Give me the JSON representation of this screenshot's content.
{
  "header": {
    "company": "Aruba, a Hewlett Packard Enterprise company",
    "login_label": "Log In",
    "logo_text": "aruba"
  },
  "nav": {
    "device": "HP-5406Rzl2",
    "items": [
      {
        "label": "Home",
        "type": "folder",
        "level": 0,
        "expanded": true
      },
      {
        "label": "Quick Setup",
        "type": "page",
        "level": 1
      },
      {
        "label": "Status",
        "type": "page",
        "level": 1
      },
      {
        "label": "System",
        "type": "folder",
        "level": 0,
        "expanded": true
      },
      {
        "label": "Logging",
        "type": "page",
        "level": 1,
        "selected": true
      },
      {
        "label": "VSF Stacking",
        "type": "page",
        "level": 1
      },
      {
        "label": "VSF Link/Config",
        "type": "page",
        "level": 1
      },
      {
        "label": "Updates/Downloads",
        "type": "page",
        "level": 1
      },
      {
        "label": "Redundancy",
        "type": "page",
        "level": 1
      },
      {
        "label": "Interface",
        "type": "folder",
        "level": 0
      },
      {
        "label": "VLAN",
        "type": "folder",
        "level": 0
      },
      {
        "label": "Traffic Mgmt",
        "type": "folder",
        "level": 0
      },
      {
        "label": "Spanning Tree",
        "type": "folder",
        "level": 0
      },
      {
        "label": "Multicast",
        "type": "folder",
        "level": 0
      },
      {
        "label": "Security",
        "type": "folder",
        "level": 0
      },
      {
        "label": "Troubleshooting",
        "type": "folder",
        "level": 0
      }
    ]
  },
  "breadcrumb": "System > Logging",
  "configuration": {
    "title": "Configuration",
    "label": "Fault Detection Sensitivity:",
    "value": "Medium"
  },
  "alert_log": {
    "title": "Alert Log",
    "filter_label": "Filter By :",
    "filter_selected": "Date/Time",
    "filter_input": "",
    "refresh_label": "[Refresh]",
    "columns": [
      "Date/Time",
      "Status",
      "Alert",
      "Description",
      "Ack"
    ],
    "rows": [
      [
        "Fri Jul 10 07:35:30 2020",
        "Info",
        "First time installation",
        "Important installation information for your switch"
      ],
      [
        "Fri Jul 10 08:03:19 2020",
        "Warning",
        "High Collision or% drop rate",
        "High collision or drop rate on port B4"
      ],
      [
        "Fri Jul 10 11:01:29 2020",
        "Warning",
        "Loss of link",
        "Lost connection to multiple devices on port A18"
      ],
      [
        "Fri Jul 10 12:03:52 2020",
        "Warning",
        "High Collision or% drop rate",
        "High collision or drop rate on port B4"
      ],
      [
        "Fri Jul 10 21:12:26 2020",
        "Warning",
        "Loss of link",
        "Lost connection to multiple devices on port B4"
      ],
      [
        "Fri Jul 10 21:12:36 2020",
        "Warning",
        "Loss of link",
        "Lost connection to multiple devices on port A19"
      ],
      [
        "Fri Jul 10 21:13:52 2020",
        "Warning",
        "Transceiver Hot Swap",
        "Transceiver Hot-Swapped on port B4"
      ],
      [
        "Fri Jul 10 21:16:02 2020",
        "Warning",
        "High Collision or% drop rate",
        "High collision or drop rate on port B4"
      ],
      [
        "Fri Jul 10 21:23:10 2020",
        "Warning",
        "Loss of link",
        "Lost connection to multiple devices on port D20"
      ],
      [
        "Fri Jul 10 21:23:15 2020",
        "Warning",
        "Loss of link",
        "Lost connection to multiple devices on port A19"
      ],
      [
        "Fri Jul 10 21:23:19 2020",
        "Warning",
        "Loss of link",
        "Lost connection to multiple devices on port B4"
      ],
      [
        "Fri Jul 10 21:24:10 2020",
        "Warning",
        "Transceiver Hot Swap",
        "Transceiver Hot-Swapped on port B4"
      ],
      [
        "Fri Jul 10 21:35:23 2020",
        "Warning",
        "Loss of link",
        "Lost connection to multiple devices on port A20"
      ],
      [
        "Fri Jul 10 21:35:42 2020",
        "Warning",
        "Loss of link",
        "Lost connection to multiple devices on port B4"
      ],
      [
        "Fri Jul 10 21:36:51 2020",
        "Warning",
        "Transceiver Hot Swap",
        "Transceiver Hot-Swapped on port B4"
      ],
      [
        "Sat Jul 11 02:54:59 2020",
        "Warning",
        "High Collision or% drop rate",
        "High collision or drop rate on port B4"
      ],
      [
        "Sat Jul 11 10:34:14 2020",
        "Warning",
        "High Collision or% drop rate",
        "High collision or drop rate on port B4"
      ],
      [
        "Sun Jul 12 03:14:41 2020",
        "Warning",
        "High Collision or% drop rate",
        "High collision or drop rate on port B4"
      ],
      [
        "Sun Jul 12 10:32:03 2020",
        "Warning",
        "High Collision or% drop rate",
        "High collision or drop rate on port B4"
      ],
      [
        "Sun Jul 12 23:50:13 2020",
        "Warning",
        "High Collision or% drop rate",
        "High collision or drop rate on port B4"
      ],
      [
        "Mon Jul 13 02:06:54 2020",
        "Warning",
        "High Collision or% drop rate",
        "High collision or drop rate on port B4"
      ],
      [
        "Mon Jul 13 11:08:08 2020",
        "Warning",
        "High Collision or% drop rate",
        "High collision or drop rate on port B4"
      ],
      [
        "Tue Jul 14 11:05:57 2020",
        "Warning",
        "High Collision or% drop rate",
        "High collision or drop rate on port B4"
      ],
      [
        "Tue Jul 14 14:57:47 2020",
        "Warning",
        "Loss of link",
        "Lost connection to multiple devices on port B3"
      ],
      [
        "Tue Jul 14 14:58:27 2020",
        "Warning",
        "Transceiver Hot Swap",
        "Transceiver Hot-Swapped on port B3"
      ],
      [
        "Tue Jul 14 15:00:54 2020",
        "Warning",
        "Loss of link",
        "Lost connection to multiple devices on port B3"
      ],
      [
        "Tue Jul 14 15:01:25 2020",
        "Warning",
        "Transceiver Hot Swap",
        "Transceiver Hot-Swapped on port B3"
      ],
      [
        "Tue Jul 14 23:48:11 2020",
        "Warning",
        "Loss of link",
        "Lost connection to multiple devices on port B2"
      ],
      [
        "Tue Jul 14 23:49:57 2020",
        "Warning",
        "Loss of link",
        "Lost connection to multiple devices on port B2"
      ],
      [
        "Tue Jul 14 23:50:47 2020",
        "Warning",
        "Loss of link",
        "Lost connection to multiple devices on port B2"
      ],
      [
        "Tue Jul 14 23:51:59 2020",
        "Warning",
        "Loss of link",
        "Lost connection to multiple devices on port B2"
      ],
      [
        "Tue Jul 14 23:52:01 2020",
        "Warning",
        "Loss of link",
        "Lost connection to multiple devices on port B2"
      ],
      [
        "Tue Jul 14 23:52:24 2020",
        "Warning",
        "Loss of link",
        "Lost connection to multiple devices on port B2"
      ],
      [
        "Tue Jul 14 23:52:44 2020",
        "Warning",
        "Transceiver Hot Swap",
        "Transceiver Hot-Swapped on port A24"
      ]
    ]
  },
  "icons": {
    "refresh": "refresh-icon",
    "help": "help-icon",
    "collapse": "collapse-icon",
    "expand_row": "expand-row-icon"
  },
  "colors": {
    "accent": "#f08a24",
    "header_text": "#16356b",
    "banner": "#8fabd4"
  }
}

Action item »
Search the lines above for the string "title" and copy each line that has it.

Result »
    "title": "Configuration",
    "title": "Alert Log",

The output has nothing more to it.